Trump's Indictment, National Security, and Classified Documents: This is a Very Big Deal

By Eric Segall

It is a monumentally important and in many ways disturbing thing for one national political party to indict a former President of a different political party. That's not exactly what's happening in the Trump documents case, of course. Attorney General Merrick Garland sought the appointment of Jack Smith (a political independent) as special counsel precisely to avoid charges of partisanship. Even so, such charges are inevitable and not entirely unwarranted. Although functionally independent in most respects, Smith is ultimately working within the Department of Justice. Thus, no matter how persuasive the case, there will be charges of excessive partisanship (especially when the former POTUS is running again), and threats of retaliation by the party out of power. That is maybe why Trump is the first former President to be indicted for federal crimes. 

However, no person in America should be above the law, including a former President, and the 30-plus count indictment seems quite persuasive. Of course, like all people charged with crimes in this country, Trump is presumed innocent until proven guilty or he pleads guilty, and he is entitled to full due process of law.

The point of this short blog post is simply this: the mishandling of classified and top secret government documents is extremely serious, potentially quite dangerous, and puts both our national security and American lives at risk. DO NOT LISTEN TO PEOPLE WHO SAY WHAT TRUMP IS ACCUSED OF DOING IS NO BIG DEAL. IT IS A VERY BIG DEAL.

How do I know?

In the late 1980s and early 1990s, I worked as a trial attorney at the United States Department of Justice under President George H.W. Bush. In that role, I handled a large number of classified documents cases involving top-secret information. During the Iran-Contra investigation, I also represented the National Archives when the Republican independent counsel Lawrence Walsh issued a subpoena to the Archives  for documents that were primarily President Ronald Reagan-era materials. The Presidential Records Act created a number of difficult and complex legal issues, and I was assigned to try and work out a deal between Walsh and the Bush Administration concerning the sought-after documents.

The National Archives Website describes the PRA as follows:

The Presidential Records Act of 1978, 44 U.S.C. §§ 2201-2209, governs the official records of Presidents and Vice Presidents that were created or received after January 20, 1981 (i.e., beginning with the Reagan Administration). The PRA changed the legal ownership of the official records of the President from private to public, and established a new statutory structure under which Presidents ... must manage the records of their Administrations. 

I can assure you that people at the highest levels of the Bush Administration, both during Iran-Contra and in other cases, took the labeling, handling, and storage of classified information extremely seriously.
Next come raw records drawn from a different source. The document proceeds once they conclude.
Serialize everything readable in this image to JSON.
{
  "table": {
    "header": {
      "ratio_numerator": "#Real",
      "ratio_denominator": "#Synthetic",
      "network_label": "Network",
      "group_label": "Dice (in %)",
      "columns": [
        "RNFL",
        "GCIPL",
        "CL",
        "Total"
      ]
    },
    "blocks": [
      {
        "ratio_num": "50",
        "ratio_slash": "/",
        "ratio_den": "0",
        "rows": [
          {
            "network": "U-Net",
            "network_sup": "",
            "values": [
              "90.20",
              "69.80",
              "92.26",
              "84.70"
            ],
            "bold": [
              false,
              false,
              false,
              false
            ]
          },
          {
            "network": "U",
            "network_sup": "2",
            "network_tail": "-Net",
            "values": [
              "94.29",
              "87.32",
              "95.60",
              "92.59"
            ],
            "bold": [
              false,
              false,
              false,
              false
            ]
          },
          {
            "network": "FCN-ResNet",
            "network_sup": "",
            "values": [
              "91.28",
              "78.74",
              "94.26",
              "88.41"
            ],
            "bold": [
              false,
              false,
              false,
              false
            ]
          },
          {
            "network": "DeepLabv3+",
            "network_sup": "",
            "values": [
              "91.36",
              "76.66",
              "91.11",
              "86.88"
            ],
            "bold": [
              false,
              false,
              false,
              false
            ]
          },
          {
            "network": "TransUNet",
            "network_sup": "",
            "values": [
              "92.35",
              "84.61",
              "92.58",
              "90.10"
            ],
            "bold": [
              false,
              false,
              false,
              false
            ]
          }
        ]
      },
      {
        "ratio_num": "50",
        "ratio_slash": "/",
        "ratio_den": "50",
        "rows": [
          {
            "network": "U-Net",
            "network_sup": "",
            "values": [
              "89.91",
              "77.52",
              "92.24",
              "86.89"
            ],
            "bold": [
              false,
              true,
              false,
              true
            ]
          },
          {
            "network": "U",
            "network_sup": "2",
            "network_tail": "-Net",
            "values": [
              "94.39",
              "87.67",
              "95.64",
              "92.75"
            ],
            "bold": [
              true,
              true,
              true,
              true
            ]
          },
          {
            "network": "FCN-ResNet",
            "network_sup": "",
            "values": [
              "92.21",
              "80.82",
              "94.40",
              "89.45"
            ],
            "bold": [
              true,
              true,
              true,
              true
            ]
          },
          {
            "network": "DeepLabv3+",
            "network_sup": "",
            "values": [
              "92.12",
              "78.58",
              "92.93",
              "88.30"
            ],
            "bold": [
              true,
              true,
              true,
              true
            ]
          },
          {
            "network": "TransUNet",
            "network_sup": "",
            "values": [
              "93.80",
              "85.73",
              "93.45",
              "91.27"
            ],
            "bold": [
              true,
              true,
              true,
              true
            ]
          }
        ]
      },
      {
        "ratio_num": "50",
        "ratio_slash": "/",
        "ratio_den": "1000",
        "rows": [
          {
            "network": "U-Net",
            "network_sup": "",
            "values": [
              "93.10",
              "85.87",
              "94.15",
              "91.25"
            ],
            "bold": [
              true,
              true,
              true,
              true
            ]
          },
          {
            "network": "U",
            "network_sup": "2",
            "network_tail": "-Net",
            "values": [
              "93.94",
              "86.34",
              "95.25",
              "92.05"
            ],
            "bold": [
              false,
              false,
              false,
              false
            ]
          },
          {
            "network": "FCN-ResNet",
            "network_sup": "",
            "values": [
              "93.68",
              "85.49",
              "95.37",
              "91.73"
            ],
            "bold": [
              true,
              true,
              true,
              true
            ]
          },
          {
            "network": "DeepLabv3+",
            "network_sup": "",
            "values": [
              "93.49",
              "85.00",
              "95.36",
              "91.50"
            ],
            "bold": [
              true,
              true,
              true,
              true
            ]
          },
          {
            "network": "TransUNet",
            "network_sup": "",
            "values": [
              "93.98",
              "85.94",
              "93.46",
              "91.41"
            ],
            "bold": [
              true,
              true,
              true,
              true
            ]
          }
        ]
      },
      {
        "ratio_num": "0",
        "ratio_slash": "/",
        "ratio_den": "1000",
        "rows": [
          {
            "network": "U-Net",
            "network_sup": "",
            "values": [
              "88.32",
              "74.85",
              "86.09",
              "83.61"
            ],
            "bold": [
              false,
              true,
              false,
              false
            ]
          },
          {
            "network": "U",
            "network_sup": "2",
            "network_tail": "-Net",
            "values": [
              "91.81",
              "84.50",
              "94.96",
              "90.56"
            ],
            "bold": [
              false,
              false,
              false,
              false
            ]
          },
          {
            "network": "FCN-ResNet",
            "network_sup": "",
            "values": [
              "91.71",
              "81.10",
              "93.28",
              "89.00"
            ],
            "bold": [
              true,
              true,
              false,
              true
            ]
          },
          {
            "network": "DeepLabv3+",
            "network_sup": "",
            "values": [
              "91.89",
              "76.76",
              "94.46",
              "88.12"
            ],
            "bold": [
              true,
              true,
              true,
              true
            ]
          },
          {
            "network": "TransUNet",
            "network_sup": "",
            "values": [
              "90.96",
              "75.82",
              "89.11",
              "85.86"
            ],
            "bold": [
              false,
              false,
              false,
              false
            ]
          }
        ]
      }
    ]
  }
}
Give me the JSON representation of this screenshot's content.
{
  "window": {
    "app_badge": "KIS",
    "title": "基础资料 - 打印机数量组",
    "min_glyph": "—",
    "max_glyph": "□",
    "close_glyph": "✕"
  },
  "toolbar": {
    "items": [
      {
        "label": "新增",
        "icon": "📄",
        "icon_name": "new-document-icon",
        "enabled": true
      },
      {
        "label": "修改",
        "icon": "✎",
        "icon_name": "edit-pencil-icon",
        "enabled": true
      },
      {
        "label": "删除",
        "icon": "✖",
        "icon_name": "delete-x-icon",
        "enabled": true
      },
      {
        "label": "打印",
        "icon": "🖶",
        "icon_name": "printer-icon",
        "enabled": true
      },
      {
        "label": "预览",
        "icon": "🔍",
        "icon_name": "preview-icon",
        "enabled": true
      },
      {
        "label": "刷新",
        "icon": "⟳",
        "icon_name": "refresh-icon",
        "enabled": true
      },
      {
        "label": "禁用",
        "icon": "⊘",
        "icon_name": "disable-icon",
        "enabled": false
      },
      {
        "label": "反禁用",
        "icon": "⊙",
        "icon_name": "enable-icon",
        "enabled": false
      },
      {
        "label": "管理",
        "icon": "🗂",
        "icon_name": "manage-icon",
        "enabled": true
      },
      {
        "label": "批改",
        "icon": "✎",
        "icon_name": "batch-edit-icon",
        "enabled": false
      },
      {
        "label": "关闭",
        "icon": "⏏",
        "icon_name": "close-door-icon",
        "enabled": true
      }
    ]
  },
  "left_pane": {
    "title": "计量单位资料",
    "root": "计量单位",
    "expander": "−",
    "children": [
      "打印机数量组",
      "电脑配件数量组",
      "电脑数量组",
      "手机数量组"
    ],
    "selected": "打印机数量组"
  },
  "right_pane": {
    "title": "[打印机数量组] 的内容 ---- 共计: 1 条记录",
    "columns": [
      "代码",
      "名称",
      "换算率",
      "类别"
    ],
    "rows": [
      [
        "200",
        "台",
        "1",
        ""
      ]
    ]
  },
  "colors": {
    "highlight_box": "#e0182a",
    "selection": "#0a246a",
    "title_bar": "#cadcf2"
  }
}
I do not mean to sound overly dramatic but in many situations the unauthorized release of classified information can threaten peoples' lives, especially our spies, and can obviously jeopardize national security. 

In addition, the PRA seeks to insure that official, taxpayer-funded materials of Presidential administrations are available to the public and academics for important purposes (after 5 years). To accomplish that goal, the Archives goes through the documents meticulously to make sure no classified, top secret, or even personnel-type personal information are inadvertently released. The Archives, of course, has to have the materials in order to do its important work.

Unlike President Trump, both President Bush's and President Reagan's attorneys were interested in making sure all documents were exactly accounted for and that classified information stayed secret until properly declassified. The three teams--Reagan's lawyers, the DOJ (me), and the Independent Counsel--though at odds on many issues, worked together to come up with a deal that satisfied the substantial law enforcement concerns of the Independent Counsel, the national security concerns of the United States, and the important interests of my client, the National Archives, to review and process the materials carefully, safely, and in accordance with the Presidential Records Act. Although we disagreed on the law, the facts, and the release of some materials, everyone involved on all sides recognized the importance of the procedures set up by the PRA.

President Trump, on the other hand, is accused of mishandling the documents, showing them to people without the required security clearances, and not cooperating with urgent requests from the National Archives that he return the documents so that the Archives could do its job.

These accusations, if true, are incredibly serious even if it turns out the information in this case if released would not cause harm. We simply can't have Presidents leaving office with these types of documents and using them as they please. If it is true that nuclear strategies and other military information were in these documents, then the problem is, of course, obvious. 

And, it appears Trump did take highly sensitive documents. The folks over at Just Security had this to say:

Because of the remarkably sensitive nature of the documents the former president retained, and the shockingly insecure locations where they were held and transported ('in a ballroom, a bathroom and shower, an office space, his bedroom, and a storage room'), there are  potentially grave implications for U.S. national security.

The charges against Trump are not makeweight, trivial, or inconsequential. Our national security and American lives are very much at stake in this litigation.

Do not let people tell you otherwise.